** EXERCISE **
Return every line of the records that includes the string "true".

** GIVEN ENTRIES **
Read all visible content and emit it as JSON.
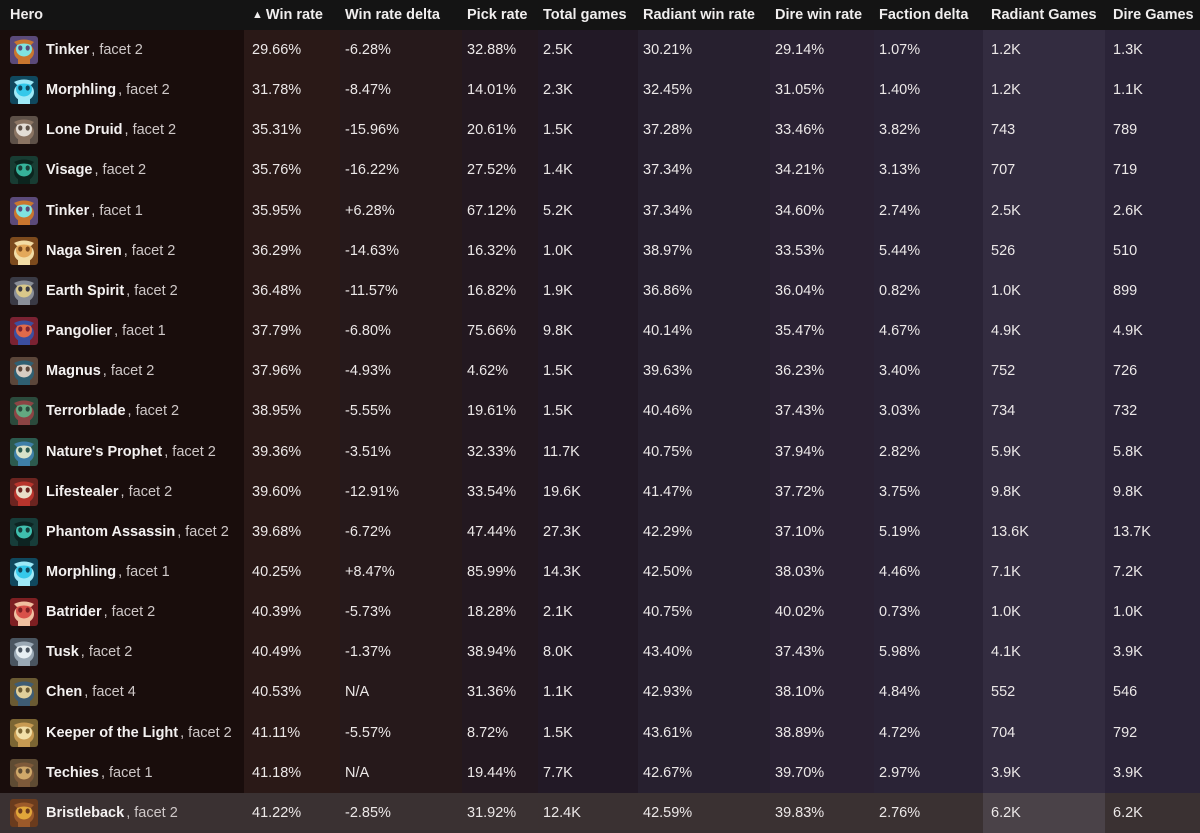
{
  "table": {
    "sort": {
      "column": "Win rate",
      "direction": "asc",
      "arrow_glyph": "▲"
    },
    "columns": [
      {
        "key": "hero",
        "label": "Hero"
      },
      {
        "key": "win_rate",
        "label": "Win rate",
        "sorted": true
      },
      {
        "key": "win_rate_delta",
        "label": "Win rate delta"
      },
      {
        "key": "pick_rate",
        "label": "Pick rate"
      },
      {
        "key": "total_games",
        "label": "Total games"
      },
      {
        "key": "radiant_win_rate",
        "label": "Radiant win rate"
      },
      {
        "key": "dire_win_rate",
        "label": "Dire win rate"
      },
      {
        "key": "faction_delta",
        "label": "Faction delta"
      },
      {
        "key": "radiant_games",
        "label": "Radiant Games",
        "highlighted": true
      },
      {
        "key": "dire_games",
        "label": "Dire Games"
      }
    ],
    "rows": [
      {
        "hero": "Tinker",
        "facet": ", facet 2",
        "icon": "tinker-icon",
        "win_rate": "29.66%",
        "win_rate_delta": "-6.28%",
        "pick_rate": "32.88%",
        "total_games": "2.5K",
        "radiant_win_rate": "30.21%",
        "dire_win_rate": "29.14%",
        "faction_delta": "1.07%",
        "radiant_games": "1.2K",
        "dire_games": "1.3K"
      },
      {
        "hero": "Morphling",
        "facet": ", facet 2",
        "icon": "morphling-icon",
        "win_rate": "31.78%",
        "win_rate_delta": "-8.47%",
        "pick_rate": "14.01%",
        "total_games": "2.3K",
        "radiant_win_rate": "32.45%",
        "dire_win_rate": "31.05%",
        "faction_delta": "1.40%",
        "radiant_games": "1.2K",
        "dire_games": "1.1K"
      },
      {
        "hero": "Lone Druid",
        "facet": ", facet 2",
        "icon": "lone-druid-icon",
        "win_rate": "35.31%",
        "win_rate_delta": "-15.96%",
        "pick_rate": "20.61%",
        "total_games": "1.5K",
        "radiant_win_rate": "37.28%",
        "dire_win_rate": "33.46%",
        "faction_delta": "3.82%",
        "radiant_games": "743",
        "dire_games": "789"
      },
      {
        "hero": "Visage",
        "facet": ", facet 2",
        "icon": "visage-icon",
        "win_rate": "35.76%",
        "win_rate_delta": "-16.22%",
        "pick_rate": "27.52%",
        "total_games": "1.4K",
        "radiant_win_rate": "37.34%",
        "dire_win_rate": "34.21%",
        "faction_delta": "3.13%",
        "radiant_games": "707",
        "dire_games": "719"
      },
      {
        "hero": "Tinker",
        "facet": ", facet 1",
        "icon": "tinker-icon",
        "win_rate": "35.95%",
        "win_rate_delta": "+6.28%",
        "pick_rate": "67.12%",
        "total_games": "5.2K",
        "radiant_win_rate": "37.34%",
        "dire_win_rate": "34.60%",
        "faction_delta": "2.74%",
        "radiant_games": "2.5K",
        "dire_games": "2.6K"
      },
      {
        "hero": "Naga Siren",
        "facet": ", facet 2",
        "icon": "naga-siren-icon",
        "win_rate": "36.29%",
        "win_rate_delta": "-14.63%",
        "pick_rate": "16.32%",
        "total_games": "1.0K",
        "radiant_win_rate": "38.97%",
        "dire_win_rate": "33.53%",
        "faction_delta": "5.44%",
        "radiant_games": "526",
        "dire_games": "510"
      },
      {
        "hero": "Earth Spirit",
        "facet": ", facet 2",
        "icon": "earth-spirit-icon",
        "win_rate": "36.48%",
        "win_rate_delta": "-11.57%",
        "pick_rate": "16.82%",
        "total_games": "1.9K",
        "radiant_win_rate": "36.86%",
        "dire_win_rate": "36.04%",
        "faction_delta": "0.82%",
        "radiant_games": "1.0K",
        "dire_games": "899"
      },
      {
        "hero": "Pangolier",
        "facet": ", facet 1",
        "icon": "pangolier-icon",
        "win_rate": "37.79%",
        "win_rate_delta": "-6.80%",
        "pick_rate": "75.66%",
        "total_games": "9.8K",
        "radiant_win_rate": "40.14%",
        "dire_win_rate": "35.47%",
        "faction_delta": "4.67%",
        "radiant_games": "4.9K",
        "dire_games": "4.9K"
      },
      {
        "hero": "Magnus",
        "facet": ", facet 2",
        "icon": "magnus-icon",
        "win_rate": "37.96%",
        "win_rate_delta": "-4.93%",
        "pick_rate": "4.62%",
        "total_games": "1.5K",
        "radiant_win_rate": "39.63%",
        "dire_win_rate": "36.23%",
        "faction_delta": "3.40%",
        "radiant_games": "752",
        "dire_games": "726"
      },
      {
        "hero": "Terrorblade",
        "facet": ", facet 2",
        "icon": "terrorblade-icon",
        "win_rate": "38.95%",
        "win_rate_delta": "-5.55%",
        "pick_rate": "19.61%",
        "total_games": "1.5K",
        "radiant_win_rate": "40.46%",
        "dire_win_rate": "37.43%",
        "faction_delta": "3.03%",
        "radiant_games": "734",
        "dire_games": "732"
      },
      {
        "hero": "Nature's Prophet",
        "facet": ", facet 2",
        "icon": "natures-prophet-icon",
        "win_rate": "39.36%",
        "win_rate_delta": "-3.51%",
        "pick_rate": "32.33%",
        "total_games": "11.7K",
        "radiant_win_rate": "40.75%",
        "dire_win_rate": "37.94%",
        "faction_delta": "2.82%",
        "radiant_games": "5.9K",
        "dire_games": "5.8K"
      },
      {
        "hero": "Lifestealer",
        "facet": ", facet 2",
        "icon": "lifestealer-icon",
        "win_rate": "39.60%",
        "win_rate_delta": "-12.91%",
        "pick_rate": "33.54%",
        "total_games": "19.6K",
        "radiant_win_rate": "41.47%",
        "dire_win_rate": "37.72%",
        "faction_delta": "3.75%",
        "radiant_games": "9.8K",
        "dire_games": "9.8K"
      },
      {
        "hero": "Phantom Assassin",
        "facet": ", facet 2",
        "icon": "phantom-assassin-icon",
        "win_rate": "39.68%",
        "win_rate_delta": "-6.72%",
        "pick_rate": "47.44%",
        "total_games": "27.3K",
        "radiant_win_rate": "42.29%",
        "dire_win_rate": "37.10%",
        "faction_delta": "5.19%",
        "radiant_games": "13.6K",
        "dire_games": "13.7K"
      },
      {
        "hero": "Morphling",
        "facet": ", facet 1",
        "icon": "morphling-icon",
        "win_rate": "40.25%",
        "win_rate_delta": "+8.47%",
        "pick_rate": "85.99%",
        "total_games": "14.3K",
        "radiant_win_rate": "42.50%",
        "dire_win_rate": "38.03%",
        "faction_delta": "4.46%",
        "radiant_games": "7.1K",
        "dire_games": "7.2K"
      },
      {
        "hero": "Batrider",
        "facet": ", facet 2",
        "icon": "batrider-icon",
        "win_rate": "40.39%",
        "win_rate_delta": "-5.73%",
        "pick_rate": "18.28%",
        "total_games": "2.1K",
        "radiant_win_rate": "40.75%",
        "dire_win_rate": "40.02%",
        "faction_delta": "0.73%",
        "radiant_games": "1.0K",
        "dire_games": "1.0K"
      },
      {
        "hero": "Tusk",
        "facet": ", facet 2",
        "icon": "tusk-icon",
        "win_rate": "40.49%",
        "win_rate_delta": "-1.37%",
        "pick_rate": "38.94%",
        "total_games": "8.0K",
        "radiant_win_rate": "43.40%",
        "dire_win_rate": "37.43%",
        "faction_delta": "5.98%",
        "radiant_games": "4.1K",
        "dire_games": "3.9K"
      },
      {
        "hero": "Chen",
        "facet": ", facet 4",
        "icon": "chen-icon",
        "win_rate": "40.53%",
        "win_rate_delta": "N/A",
        "pick_rate": "31.36%",
        "total_games": "1.1K",
        "radiant_win_rate": "42.93%",
        "dire_win_rate": "38.10%",
        "faction_delta": "4.84%",
        "radiant_games": "552",
        "dire_games": "546"
      },
      {
        "hero": "Keeper of the Light",
        "facet": ", facet 2",
        "icon": "keeper-of-the-light-icon",
        "win_rate": "41.11%",
        "win_rate_delta": "-5.57%",
        "pick_rate": "8.72%",
        "total_games": "1.5K",
        "radiant_win_rate": "43.61%",
        "dire_win_rate": "38.89%",
        "faction_delta": "4.72%",
        "radiant_games": "704",
        "dire_games": "792"
      },
      {
        "hero": "Techies",
        "facet": ", facet 1",
        "icon": "techies-icon",
        "win_rate": "41.18%",
        "win_rate_delta": "N/A",
        "pick_rate": "19.44%",
        "total_games": "7.7K",
        "radiant_win_rate": "42.67%",
        "dire_win_rate": "39.70%",
        "faction_delta": "2.97%",
        "radiant_games": "3.9K",
        "dire_games": "3.9K"
      },
      {
        "hero": "Bristleback",
        "facet": ", facet 2",
        "icon": "bristleback-icon",
        "hovered": true,
        "win_rate": "41.22%",
        "win_rate_delta": "-2.85%",
        "pick_rate": "31.92%",
        "total_games": "12.4K",
        "radiant_win_rate": "42.59%",
        "dire_win_rate": "39.83%",
        "faction_delta": "2.76%",
        "radiant_games": "6.2K",
        "dire_games": "6.2K"
      }
    ]
  },
  "colors": {
    "header_bg": "#141414",
    "hero_column_bg": "#190d0c",
    "highlight_column_bg": "#332c40",
    "hover_row_bg": "#3a3132",
    "text": "#ece8e8"
  }
}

** ANSWER SECTION **
        "sorted": true
        "highlighted": true
        "hovered": true,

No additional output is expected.